Is it possible to question tax officers working for the tax authorities, the Fiscal Intelligence and Investigation Service (FIOD) or public prosecutors as witnesses in a civil provisional examination of witnesses? This issue arose in the case of an asset manager who – as a result of a false letter from a former employee – ended up in a criminal investigation. The Dutch State was opposed to the witness examination but has been given the brush-off for the time being.
What preceded this
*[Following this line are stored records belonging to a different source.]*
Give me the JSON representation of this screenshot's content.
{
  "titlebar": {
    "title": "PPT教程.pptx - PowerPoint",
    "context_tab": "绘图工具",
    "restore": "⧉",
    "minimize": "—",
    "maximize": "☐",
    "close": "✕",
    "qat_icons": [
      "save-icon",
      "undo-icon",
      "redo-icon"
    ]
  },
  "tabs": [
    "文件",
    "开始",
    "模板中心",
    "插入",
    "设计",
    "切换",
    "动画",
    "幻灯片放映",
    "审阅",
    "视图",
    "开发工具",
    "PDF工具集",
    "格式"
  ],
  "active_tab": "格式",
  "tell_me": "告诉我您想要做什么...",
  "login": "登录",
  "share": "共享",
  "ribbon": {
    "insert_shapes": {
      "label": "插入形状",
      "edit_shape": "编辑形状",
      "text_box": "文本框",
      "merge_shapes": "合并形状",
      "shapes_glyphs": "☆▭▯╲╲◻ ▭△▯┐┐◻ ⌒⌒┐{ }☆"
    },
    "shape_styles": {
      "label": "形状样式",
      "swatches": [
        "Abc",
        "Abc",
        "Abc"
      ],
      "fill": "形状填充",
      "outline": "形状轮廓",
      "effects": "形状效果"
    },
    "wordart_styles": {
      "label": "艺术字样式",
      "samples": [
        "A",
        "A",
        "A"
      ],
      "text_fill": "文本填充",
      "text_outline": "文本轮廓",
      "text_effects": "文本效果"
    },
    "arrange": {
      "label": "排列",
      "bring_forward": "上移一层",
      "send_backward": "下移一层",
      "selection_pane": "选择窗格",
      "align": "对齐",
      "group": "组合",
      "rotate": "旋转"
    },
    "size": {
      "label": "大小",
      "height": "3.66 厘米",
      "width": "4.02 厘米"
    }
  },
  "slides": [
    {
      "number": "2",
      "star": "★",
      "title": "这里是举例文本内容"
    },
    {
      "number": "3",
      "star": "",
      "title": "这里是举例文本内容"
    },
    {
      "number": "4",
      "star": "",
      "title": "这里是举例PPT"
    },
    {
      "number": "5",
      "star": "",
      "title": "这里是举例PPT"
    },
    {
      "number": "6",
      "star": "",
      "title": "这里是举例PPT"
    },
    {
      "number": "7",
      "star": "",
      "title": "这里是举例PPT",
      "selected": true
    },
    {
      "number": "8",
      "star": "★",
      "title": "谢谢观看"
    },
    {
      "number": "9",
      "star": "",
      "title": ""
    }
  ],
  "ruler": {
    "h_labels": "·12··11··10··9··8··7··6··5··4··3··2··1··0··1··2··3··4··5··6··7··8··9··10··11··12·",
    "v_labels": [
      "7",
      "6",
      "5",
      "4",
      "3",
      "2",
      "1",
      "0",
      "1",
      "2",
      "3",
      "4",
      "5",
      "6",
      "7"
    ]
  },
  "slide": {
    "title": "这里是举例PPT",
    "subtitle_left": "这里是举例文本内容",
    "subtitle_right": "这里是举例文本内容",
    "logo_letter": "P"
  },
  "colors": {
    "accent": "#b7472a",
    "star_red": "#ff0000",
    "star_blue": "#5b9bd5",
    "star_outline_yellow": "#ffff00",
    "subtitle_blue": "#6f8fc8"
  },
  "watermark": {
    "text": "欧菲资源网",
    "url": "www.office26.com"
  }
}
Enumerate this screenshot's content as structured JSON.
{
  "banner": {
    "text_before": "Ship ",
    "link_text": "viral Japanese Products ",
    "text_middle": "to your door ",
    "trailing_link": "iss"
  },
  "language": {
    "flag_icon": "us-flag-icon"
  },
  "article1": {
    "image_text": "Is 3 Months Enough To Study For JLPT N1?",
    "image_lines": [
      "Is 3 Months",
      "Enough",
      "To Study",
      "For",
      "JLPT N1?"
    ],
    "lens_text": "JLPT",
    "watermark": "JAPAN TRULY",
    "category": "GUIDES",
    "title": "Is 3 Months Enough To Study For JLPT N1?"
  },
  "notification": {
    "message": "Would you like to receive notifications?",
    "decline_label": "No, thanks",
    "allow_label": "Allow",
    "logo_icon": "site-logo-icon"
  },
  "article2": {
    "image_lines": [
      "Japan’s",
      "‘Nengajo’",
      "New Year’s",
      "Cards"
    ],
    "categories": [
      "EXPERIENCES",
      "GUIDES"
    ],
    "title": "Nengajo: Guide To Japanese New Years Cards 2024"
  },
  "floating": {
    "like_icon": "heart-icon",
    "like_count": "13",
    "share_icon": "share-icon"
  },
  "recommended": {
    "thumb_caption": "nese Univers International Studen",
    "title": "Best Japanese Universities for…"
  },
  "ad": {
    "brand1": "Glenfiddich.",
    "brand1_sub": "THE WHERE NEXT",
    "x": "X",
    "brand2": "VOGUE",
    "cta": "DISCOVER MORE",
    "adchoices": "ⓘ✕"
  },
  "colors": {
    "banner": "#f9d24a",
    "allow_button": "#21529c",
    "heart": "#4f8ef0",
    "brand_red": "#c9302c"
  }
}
In the Hertoghs Considers of 7 October 2018, we paid attention to the decision from the Supreme Court (civil chamber) that related to the interrogation of a number of tax officers, FIOD officers and public prosecutors in a provisional examination of witnesses while at the same time there was a criminal investigation. The Supreme Court considered that the mere circumstance that in the provisional examination of a witness the same questions were to be raised or the same facts were to be investigated as in another lawsuit – in this case in the criminal court – did not constitute grounds for rejecting a request to hold a provisional examination of a witness. The Supreme Court added that grounds could exist for limiting the possibility of a provisional examination of a witness if it were plausible that the specified circumstance – asking the same questions – would actually lead to a disruption of the criminal investigation. According to the Supreme Court, the interest involved in the criminal investigation could very well be so substantial that the interest of the provisional examination of a witness should yield ‘as long as this substantial interest requires that’. With this last addition, the Supreme Court clarified that if a possible substantial interest is in conflict with a provisional examination of a witness, this will not be for all eternity. The question in the aforementioned issue of Hertoghs Considers was whether the Supreme Court decision was as groundbreaking as was alleged in the media.
Request provisional examination of a witness exclusively to obtain evidence in a criminal case?
After referral of the case to the Arnhem-Leeuwarden Court of Appeal, a decision was given on 30 January 2019. The court cited a few grounds from the Supreme Court, among which a remark from the Supreme Court that a request for a provisional examination of a witness is rejected if that examination is requested exclusively to obtain evidence in the criminal proceeding. The court then applied this test and judged that it was insufficiently plausible that the provisional examination of a witness was requested exclusively (italicised by the court) to obtain evidence for the criminal proceeding. The court came to this conclusion on the grounds of the claimant’s statements in his application for a provisional examination of a witness. This hurdle seemed relatively easy to take. If there are sufficient facts in the application pointing to an independent interest in a provisional examination of a witness, the court will not easily come to the conclusion that the application was made exclusively to obtain evidence in an adjoining criminal case. This must be regarded as a positive development.
Does an application for a provisional examination of a witness lead to an actual disruption of the criminal case?
But this was only the first hurdle. In line with the referral decision from the Supreme Court, the court also had to answer the question whether examining the witnesses would lead to an actual disruption of the criminal proceeding. However, the court was unable to establish this, since the public prosecutor on duty could not provide specific information on the criminal investigation.
Tax officers and public prosecutors can be interrogated as witnesses
In this specific case it meant that tax officers working for the tax authorities, the FIOD and also public prosecutors could be interrogated. The court also added that – in line with the decision from the Supreme Court – courts that interrogate witnesses can also still decide for themselves to prevent certain questions from being asked. Whether this will be the case, depends very much on the wording of the questions put to the witnesses.
An interesting new dimension
The case law we have discussed offers interesting possibilities to examine tax fraud officers and public prosecutors as witnesses because there are more options than had been thought in the past. This means boundaries have not only been explored, but also extended. We will undoubtedly hear more on this subject.